══ EXERCISE DATA

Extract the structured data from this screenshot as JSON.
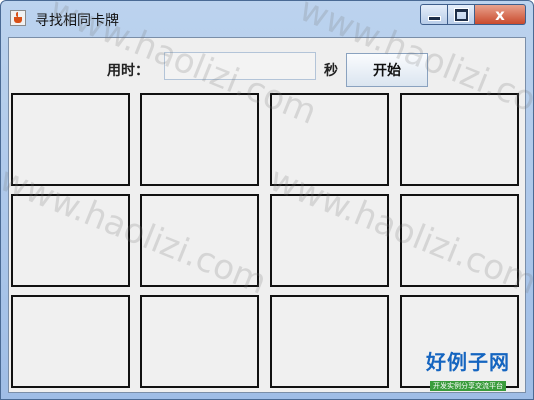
{
  "window": {
    "title": "寻找相同卡牌",
    "controls": {
      "close_label": "x"
    }
  },
  "toolbar": {
    "time_label": "用时：",
    "time_value": "",
    "seconds_label": "秒",
    "start_label": "开始"
  },
  "cards": [
    {
      "id": 1
    },
    {
      "id": 2
    },
    {
      "id": 3
    },
    {
      "id": 4
    },
    {
      "id": 5
    },
    {
      "id": 6
    },
    {
      "id": 7
    },
    {
      "id": 8
    },
    {
      "id": 9
    },
    {
      "id": 10
    },
    {
      "id": 11
    },
    {
      "id": 12
    }
  ],
  "watermark": {
    "text": "www.haolizi.com"
  },
  "logo": {
    "main": "好例子网",
    "sub": "开发实例分享交流平台"
  },
  "colors": {
    "titlebar": "#bcd3ee",
    "close_button": "#c94a2d",
    "card_border": "#111111",
    "client_bg": "#efefef",
    "logo_text": "#1565c0",
    "logo_sub_bg": "#3a9c3c"
  },
  "icons": {
    "app": "java-cup-icon",
    "minimize": "minimize-icon",
    "maximize": "maximize-icon",
    "close": "close-icon"
  }
}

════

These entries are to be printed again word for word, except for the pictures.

● ANSWER BELOW:
Extract the structured data from this screenshot as JSON.
{
  "window": {
    "title": "寻找相同卡牌",
    "controls": {
      "close_label": "x"
    }
  },
  "toolbar": {
    "time_label": "用时：",
    "time_value": "",
    "seconds_label": "秒",
    "start_label": "开始"
  },
  "cards": [
    {
      "id": 1
    },
    {
      "id": 2
    },
    {
      "id": 3
    },
    {
      "id": 4
    },
    {
      "id": 5
    },
    {
      "id": 6
    },
    {
      "id": 7
    },
    {
      "id": 8
    },
    {
      "id": 9
    },
    {
      "id": 10
    },
    {
      "id": 11
    },
    {
      "id": 12
    }
  ],
  "watermark": {
    "text": "www.haolizi.com"
  },
  "logo": {
    "main": "好例子网",
    "sub": "开发实例分享交流平台"
  },
  "colors": {
    "titlebar": "#bcd3ee",
    "close_button": "#c94a2d",
    "card_border": "#111111",
    "client_bg": "#efefef",
    "logo_text": "#1565c0",
    "logo_sub_bg": "#3a9c3c"
  },
  "icons": {
    "app": "java-cup-icon",
    "minimize": "minimize-icon",
    "maximize": "maximize-icon",
    "close": "close-icon"
  }
}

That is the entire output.